When I was a little girl, The Cosby Show more than just appointment TV, it was sacred viewing. Our chores and homework had to be done, and my sister and I had to be ready for bed before it aired. Despite the dozens of rape allegations surrounding Bill Cosby, those memories of being piled on the couch in my fluffy pink robe with my family laughing at the squeaky-clean shenanigans of an affluent clan in Brooklyn are some of my most cherished.
I was reacquainted with that unabashed night-before-Christmas joy in the days leading up to the premiere of Ava DuVernay and Oprah Winfrey's Queen Sugar (the two-night premiere brought in record-breaking ratings for the OWN Network). Unlike Bill Cosby’s wholesome sitcom, this multi-generational drama loosely based on the novel by Natalie Baszile methodically focuses on the cracks and imperfections of a dysfunctional, but loyal family as they grapple with tragedy, trials of life, and the maddening realities of being black in America.
Like the Huxtables, the saga of the Bordelons will redefine standards and expand the confining limitations of black television.
The family, strained by distance and circumstance, are united by the passing of the patriarch, Earnest. Nova, played by the luminous Rutina Wesley, is an investigative reporter dating a white cop. Ralph Angel (Kofi Siriboe) is a single dad struggling to raise his adorable son, Blue, as an unemployed ex-con in rural Louisiana. Charley (Dawn-Lyen Gardner) is the golden child, basking the glow of her bejeweled life as a basketball wife until its irrevocably tarnished by her husband's rape allegations.
Queen Sugar's brilliance is evident from the very first frame. It's a gorgeously-lit and luxurious shot of light playing across a twist of dreadlocks and gloriously brown skin. At a time when real headlines are filled with images of South African girls protesting for the right to wear their natural hair in school, the image is as pointed as it is striking.
It continues to find the beauty and the gravity in the nuanced and the authentic. And unlike the paint-by-numbers procedurals we've all grown accustomed to and bored with, Sugar doesn't spell out its meaning in neon signs and obtuse imagery. It trusts the viewers' intelligence, and engages them by posing more questions than answers and allowing for inferred meaning.
Why is Charley so eager is gloss over the sex scandal involving five of her husband's teammates, including her friends' husbands, without ever asking him about it?
Why is does it seem that Ralph Angel only says a fraction of what he actually wants to and is always simmering with poorly tamed rage?
Why is Pop working as a janitor when he owns a sprawling sugarcane farm?
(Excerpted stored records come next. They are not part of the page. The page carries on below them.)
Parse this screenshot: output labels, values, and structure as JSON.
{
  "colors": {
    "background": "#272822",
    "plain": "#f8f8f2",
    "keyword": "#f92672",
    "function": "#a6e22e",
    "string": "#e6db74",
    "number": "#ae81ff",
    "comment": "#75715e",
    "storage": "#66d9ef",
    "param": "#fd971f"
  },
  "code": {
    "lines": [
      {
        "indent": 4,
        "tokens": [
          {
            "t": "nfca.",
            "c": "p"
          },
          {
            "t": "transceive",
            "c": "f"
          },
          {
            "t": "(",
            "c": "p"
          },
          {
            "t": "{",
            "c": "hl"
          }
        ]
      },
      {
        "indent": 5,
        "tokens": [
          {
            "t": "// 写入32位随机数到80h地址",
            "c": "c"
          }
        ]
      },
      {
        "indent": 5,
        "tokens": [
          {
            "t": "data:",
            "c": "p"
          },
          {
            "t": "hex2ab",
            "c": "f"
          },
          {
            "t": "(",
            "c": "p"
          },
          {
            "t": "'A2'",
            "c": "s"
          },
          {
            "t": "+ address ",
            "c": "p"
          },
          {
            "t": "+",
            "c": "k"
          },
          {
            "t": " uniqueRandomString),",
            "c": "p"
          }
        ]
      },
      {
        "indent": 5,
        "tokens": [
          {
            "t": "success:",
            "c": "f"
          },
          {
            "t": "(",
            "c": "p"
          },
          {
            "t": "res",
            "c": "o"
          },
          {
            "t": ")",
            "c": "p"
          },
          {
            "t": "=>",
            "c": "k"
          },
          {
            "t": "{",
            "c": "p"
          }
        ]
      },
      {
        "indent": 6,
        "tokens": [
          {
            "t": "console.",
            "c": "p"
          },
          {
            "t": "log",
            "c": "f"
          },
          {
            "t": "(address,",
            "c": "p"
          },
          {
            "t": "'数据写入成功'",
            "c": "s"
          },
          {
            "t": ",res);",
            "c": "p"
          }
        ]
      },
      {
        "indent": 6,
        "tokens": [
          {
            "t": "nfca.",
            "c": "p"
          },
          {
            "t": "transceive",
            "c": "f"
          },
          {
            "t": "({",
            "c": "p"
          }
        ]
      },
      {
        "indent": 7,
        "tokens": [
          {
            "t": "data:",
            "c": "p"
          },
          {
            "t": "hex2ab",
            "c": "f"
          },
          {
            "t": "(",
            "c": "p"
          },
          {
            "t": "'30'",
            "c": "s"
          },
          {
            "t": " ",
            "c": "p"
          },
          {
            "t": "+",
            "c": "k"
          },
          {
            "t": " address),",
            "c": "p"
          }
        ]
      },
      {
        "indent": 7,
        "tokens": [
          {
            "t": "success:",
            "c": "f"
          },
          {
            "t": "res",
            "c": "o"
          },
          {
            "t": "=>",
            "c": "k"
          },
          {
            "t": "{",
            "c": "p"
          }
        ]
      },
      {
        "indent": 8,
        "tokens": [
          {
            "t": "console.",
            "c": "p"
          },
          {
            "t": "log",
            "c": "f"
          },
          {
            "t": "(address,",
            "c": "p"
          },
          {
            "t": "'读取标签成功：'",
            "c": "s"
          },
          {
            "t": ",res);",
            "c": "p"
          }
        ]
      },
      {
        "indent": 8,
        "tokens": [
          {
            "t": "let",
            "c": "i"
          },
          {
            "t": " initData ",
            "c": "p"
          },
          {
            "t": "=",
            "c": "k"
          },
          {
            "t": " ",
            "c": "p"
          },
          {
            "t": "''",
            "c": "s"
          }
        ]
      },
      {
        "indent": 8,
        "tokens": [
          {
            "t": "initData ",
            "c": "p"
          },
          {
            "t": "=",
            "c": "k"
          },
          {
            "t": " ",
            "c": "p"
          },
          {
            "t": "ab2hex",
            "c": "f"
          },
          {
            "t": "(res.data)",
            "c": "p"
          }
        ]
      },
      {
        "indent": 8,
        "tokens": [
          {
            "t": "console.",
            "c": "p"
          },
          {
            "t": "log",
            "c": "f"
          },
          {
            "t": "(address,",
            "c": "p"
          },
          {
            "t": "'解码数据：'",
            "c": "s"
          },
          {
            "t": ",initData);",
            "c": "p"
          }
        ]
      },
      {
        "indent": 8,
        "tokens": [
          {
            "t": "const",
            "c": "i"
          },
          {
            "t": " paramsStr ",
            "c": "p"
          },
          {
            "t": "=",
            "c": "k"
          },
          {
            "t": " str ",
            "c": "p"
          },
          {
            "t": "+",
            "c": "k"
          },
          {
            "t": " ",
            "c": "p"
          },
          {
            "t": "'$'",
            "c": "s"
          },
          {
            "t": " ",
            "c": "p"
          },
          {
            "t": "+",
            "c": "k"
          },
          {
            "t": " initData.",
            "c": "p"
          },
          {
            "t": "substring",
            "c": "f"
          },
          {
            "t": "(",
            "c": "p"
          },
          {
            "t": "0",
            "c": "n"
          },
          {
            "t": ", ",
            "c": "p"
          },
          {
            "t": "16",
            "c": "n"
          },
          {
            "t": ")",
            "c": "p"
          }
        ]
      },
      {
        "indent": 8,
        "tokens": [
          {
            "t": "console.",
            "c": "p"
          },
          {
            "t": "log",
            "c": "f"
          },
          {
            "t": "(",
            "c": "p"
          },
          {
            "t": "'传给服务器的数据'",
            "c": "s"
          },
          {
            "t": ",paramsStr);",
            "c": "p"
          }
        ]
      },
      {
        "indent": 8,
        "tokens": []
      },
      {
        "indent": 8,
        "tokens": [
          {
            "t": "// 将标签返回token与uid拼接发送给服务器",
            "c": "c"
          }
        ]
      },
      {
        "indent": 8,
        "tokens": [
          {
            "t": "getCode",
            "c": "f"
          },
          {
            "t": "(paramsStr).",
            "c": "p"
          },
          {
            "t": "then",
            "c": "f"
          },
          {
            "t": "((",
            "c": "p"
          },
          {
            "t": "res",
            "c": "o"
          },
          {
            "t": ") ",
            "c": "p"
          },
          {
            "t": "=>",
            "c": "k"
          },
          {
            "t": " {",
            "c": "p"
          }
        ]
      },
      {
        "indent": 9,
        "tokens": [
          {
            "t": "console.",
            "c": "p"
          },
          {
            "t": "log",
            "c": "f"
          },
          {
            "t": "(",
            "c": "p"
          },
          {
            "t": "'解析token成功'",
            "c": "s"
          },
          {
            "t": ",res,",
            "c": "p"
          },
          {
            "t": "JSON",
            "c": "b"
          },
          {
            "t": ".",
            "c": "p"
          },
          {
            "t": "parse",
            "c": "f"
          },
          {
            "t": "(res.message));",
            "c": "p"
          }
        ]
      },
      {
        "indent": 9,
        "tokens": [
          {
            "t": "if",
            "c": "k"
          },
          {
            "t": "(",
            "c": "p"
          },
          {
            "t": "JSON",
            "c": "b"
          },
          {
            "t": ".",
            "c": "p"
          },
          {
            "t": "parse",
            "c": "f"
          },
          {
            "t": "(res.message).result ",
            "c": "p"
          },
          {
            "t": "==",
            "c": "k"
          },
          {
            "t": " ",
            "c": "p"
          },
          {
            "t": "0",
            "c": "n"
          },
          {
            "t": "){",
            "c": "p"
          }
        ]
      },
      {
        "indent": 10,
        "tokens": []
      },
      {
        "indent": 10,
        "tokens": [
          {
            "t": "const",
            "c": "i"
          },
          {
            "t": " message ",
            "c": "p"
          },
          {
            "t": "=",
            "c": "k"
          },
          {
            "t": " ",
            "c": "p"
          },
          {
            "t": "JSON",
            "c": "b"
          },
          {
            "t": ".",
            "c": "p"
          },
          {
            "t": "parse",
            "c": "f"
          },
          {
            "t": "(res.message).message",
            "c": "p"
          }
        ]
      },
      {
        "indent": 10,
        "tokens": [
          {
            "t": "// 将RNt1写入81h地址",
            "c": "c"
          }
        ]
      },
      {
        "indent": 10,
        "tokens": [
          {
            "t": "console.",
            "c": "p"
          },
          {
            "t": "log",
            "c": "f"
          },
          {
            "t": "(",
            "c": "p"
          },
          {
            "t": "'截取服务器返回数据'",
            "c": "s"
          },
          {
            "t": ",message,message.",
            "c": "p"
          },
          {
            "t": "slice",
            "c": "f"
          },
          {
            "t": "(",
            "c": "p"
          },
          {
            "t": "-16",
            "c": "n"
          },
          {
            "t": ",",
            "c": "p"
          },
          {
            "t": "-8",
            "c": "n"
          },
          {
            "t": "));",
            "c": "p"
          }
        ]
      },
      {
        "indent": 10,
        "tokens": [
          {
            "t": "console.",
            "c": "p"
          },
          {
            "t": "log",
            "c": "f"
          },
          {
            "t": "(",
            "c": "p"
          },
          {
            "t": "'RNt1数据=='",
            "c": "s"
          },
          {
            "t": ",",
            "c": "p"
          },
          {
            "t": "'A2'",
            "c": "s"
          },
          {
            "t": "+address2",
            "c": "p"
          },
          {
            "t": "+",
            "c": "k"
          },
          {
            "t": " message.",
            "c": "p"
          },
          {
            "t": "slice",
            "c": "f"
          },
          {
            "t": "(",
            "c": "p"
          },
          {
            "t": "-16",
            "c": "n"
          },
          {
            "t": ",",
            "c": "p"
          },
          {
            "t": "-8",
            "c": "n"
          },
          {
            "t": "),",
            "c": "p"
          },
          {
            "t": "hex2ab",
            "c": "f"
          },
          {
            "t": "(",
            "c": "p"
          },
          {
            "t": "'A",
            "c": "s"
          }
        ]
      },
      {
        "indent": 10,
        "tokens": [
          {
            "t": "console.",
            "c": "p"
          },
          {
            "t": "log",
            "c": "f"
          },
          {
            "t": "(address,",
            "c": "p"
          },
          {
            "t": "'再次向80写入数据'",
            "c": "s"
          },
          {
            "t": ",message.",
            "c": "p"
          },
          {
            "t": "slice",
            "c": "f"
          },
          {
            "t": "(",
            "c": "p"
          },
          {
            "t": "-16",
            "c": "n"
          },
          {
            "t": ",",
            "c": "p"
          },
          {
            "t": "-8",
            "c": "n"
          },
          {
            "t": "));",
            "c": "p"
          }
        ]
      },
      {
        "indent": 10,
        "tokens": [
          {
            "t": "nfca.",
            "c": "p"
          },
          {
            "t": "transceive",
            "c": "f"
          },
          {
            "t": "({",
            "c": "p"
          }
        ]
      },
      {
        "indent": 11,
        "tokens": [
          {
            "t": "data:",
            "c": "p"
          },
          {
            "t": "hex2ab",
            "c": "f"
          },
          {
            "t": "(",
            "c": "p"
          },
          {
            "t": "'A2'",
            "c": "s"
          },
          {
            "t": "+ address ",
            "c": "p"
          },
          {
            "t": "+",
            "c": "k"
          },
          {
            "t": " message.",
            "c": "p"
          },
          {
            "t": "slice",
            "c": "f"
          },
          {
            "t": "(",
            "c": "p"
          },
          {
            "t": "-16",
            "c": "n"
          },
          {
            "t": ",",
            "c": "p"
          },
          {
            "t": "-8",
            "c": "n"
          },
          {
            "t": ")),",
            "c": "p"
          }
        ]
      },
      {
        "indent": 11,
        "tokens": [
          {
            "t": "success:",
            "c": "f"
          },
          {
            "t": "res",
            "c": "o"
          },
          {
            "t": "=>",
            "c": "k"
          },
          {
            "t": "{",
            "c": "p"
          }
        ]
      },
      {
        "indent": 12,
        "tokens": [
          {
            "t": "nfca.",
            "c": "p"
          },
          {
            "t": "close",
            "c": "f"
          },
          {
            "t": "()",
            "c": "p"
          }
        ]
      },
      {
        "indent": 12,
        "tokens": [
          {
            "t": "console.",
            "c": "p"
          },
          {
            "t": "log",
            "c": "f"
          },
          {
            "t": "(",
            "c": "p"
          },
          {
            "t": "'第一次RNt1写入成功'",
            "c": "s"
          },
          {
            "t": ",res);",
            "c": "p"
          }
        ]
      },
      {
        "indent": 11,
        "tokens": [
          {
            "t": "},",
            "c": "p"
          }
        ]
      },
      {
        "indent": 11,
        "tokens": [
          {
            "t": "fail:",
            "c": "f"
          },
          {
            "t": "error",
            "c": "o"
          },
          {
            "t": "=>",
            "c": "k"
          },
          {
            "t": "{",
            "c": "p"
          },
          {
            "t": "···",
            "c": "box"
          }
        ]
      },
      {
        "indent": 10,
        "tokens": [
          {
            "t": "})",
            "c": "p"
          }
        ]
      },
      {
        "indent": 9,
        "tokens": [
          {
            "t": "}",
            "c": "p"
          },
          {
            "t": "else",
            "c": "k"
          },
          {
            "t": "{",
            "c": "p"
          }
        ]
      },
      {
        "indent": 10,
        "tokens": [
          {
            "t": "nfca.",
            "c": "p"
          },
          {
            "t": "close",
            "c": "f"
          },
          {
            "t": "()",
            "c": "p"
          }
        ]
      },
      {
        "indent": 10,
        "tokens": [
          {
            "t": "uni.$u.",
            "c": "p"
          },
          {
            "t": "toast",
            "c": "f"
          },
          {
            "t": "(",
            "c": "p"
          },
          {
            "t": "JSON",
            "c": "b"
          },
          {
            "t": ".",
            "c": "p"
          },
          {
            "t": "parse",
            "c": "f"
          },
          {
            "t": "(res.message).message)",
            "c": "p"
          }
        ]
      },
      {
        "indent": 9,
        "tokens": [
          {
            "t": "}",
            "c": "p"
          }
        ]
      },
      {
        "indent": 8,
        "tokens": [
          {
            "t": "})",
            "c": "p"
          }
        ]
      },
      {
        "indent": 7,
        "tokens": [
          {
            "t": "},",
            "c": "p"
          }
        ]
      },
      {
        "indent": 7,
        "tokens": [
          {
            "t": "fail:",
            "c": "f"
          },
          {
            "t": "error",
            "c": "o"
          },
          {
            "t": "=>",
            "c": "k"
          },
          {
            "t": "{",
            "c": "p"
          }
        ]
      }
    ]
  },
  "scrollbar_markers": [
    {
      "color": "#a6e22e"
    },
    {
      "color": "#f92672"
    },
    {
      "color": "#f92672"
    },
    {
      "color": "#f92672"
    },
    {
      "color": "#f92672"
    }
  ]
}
Queen Sugar's sweetness comes in the quiet moments and cathartic explosions; its power is rooted in these fully-drawn, unique characters, the fact that they are unapologetically black, and the extraordinary musical composition by MeShell Ndegeocello that becomes an unseen but vital character.
As a black woman who rarely finds a true reflection of herself on television, this is a show I've been aching for my entire life, and it still surpassed my expectations. I see myself in Charley's near pathological need to fix everyone else's problems, and in Nova's need inspire change through words. I relate to Ralph Angel's righteous anger at the world but also in his desire to be a good person. I even catch glimpses of my innate nostalgia in Earnest, a proud owner of a massive sugarcane farm his ancestors would have worked in chains, clinging to the past if only by appearances. And possibly more importantly, I find myself in their melanin and culture.
It may be tempting to compare Queen Sugar to the honeyed sentimentality of NBC's Parenthood or the sophistication of CBS's The Good Wife, but you'd be wrong.
Queen Sugar, with its phenomenal direction, enviable cinematography, and moving performances, is in a league of its OWN. Ava DuVernay said in an interview on WSJ.com that this is "the golden age of television" and she wanted to be a part of it. But as evidenced by Earnest's funeral scene—a revolutionary bit of television that evokes a forlorn liberation as the three children join hands in pristine white backlit by a glorious sunset and her "inclusive crew" of female directors who will helm the future episodes—just might be leading the way.
Photo Credits: essence.com, ew.com
Small Screen Girl
I am an unabashed pop culture and TV-aholic with no plans to ever seek treatment. Explore this blog and see just how deep my obsession goes.